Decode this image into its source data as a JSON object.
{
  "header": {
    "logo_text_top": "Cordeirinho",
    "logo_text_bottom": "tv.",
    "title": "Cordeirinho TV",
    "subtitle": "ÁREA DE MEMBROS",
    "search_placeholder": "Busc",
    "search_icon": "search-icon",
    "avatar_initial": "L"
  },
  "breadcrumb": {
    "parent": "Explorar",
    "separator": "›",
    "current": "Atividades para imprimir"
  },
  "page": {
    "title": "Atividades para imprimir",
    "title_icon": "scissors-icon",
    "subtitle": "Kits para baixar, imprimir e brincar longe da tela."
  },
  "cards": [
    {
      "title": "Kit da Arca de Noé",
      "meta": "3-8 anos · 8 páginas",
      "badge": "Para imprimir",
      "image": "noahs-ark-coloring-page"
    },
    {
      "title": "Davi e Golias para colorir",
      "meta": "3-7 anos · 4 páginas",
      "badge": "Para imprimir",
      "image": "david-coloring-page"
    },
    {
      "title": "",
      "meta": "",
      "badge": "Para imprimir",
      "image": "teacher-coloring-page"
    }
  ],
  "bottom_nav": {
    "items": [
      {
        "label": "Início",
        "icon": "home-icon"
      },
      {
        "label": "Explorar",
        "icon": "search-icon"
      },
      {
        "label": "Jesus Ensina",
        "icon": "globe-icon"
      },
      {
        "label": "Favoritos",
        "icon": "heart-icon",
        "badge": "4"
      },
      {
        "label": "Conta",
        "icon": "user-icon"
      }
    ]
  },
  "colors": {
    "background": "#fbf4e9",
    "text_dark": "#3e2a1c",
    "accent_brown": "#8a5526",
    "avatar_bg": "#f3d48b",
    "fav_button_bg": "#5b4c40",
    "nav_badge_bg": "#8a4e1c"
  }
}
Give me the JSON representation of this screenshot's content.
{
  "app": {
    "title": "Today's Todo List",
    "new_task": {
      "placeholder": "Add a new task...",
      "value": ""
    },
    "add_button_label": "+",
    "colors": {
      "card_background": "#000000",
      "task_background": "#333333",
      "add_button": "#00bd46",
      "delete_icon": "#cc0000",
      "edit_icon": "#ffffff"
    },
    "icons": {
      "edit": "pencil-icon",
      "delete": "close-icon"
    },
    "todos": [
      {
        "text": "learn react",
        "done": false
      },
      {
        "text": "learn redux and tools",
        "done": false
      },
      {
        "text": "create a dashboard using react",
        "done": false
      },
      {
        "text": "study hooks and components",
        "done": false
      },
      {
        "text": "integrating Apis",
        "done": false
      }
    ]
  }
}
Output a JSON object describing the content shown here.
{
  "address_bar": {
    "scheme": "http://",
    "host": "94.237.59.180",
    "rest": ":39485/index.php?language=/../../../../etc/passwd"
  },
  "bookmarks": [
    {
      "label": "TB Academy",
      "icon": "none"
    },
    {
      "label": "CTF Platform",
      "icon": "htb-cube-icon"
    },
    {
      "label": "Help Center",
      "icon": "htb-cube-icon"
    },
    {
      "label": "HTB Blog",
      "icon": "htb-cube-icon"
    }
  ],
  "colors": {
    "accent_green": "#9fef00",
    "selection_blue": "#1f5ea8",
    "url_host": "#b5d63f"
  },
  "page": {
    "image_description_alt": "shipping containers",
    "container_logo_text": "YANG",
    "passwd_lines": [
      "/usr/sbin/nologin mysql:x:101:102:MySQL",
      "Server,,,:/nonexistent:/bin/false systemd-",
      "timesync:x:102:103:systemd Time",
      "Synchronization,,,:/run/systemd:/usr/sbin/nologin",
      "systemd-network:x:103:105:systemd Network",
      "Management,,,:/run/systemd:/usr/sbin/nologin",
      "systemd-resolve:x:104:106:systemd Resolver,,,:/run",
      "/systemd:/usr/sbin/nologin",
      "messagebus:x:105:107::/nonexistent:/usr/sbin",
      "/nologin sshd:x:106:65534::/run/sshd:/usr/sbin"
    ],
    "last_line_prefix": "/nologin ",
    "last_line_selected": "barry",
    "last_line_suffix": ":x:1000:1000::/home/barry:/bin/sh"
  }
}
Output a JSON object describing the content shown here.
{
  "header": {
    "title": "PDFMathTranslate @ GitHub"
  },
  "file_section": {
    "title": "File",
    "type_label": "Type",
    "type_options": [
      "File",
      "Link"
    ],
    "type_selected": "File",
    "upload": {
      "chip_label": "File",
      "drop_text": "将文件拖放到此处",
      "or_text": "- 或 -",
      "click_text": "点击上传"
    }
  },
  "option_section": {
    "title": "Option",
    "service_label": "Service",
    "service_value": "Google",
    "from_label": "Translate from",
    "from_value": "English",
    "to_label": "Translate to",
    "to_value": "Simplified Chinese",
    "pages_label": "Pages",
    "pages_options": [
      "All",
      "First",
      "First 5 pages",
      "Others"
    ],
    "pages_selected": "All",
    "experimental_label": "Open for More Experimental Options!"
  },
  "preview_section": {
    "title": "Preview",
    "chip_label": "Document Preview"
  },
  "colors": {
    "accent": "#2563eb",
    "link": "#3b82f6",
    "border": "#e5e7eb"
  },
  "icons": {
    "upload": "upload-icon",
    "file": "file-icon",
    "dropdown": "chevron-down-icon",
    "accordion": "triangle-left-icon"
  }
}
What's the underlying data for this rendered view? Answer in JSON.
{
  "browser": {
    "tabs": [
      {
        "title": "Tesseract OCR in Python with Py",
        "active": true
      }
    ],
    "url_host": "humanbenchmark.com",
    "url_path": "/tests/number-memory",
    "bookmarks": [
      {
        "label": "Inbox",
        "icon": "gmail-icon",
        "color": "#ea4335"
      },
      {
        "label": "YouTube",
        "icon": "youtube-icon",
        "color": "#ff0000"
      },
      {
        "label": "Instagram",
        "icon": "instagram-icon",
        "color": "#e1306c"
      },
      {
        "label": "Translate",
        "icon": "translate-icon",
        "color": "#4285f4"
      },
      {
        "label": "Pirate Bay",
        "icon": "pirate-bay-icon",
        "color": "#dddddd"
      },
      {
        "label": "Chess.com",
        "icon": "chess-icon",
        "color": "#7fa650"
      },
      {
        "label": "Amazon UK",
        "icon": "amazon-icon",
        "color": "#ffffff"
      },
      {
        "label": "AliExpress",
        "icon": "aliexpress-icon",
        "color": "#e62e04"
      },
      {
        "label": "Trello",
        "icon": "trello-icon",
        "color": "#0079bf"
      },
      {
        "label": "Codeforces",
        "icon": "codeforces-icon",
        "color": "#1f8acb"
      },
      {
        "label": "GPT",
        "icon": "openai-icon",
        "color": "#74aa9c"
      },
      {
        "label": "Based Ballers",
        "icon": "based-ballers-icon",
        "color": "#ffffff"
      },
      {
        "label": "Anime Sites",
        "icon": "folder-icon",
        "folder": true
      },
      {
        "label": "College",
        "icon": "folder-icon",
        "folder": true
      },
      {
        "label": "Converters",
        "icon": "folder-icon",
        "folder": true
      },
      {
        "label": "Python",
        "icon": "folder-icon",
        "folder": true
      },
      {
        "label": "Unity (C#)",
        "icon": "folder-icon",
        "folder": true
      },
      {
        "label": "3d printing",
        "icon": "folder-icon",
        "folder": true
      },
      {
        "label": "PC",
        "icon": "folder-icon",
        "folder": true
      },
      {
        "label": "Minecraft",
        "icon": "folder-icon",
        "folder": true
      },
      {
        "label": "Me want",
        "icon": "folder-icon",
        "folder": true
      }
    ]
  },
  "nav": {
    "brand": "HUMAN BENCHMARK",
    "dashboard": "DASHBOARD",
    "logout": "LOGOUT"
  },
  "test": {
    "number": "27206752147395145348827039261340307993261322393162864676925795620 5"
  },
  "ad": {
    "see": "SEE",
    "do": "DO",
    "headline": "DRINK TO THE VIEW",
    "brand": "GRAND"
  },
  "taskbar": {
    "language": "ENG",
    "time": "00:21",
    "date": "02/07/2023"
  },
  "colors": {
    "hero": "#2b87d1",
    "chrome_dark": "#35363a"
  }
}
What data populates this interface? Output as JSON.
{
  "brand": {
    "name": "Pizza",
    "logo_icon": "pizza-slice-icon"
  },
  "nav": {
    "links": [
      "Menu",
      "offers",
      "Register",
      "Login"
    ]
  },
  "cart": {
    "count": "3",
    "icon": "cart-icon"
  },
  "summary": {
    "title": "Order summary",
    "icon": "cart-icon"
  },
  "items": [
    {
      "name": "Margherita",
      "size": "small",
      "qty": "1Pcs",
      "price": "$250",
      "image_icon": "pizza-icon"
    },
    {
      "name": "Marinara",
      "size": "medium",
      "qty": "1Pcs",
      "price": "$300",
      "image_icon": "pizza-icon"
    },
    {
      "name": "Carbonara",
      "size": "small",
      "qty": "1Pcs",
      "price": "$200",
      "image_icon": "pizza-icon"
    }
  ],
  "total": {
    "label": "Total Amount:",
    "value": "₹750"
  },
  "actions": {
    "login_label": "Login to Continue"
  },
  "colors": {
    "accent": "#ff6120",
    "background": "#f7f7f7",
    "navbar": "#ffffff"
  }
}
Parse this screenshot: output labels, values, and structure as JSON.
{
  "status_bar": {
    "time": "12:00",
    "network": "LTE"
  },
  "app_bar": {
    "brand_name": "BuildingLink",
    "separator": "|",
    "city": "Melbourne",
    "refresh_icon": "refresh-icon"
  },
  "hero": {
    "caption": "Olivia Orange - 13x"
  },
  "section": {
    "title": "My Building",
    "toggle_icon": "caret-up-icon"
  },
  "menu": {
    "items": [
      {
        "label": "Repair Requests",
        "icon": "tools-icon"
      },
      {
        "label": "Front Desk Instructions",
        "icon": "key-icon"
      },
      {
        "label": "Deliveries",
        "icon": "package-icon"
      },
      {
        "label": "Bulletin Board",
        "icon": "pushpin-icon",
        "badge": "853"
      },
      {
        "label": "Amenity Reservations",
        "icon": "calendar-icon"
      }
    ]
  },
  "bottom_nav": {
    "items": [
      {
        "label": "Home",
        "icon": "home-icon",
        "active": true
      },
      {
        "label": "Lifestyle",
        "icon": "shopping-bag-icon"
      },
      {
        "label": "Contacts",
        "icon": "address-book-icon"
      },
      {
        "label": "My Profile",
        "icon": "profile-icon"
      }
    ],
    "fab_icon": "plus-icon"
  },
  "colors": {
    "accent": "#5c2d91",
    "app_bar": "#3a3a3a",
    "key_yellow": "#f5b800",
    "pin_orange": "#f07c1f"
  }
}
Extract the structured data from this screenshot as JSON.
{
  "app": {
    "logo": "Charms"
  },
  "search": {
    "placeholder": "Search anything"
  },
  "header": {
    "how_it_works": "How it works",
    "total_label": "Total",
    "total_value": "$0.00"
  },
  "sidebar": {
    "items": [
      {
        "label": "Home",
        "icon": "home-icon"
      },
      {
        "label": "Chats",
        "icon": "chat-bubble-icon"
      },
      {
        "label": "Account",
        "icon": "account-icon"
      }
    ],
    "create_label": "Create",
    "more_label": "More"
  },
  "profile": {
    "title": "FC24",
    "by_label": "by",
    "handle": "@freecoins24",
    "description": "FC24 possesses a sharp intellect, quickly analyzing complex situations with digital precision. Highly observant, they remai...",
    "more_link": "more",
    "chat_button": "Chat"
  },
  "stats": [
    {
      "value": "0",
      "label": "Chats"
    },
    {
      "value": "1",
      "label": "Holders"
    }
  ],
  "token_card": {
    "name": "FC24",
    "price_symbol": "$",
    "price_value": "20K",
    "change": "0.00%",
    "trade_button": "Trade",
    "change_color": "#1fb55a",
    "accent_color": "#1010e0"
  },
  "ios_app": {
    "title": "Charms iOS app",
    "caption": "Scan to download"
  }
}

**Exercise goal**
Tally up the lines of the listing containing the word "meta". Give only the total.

**Written reply**
3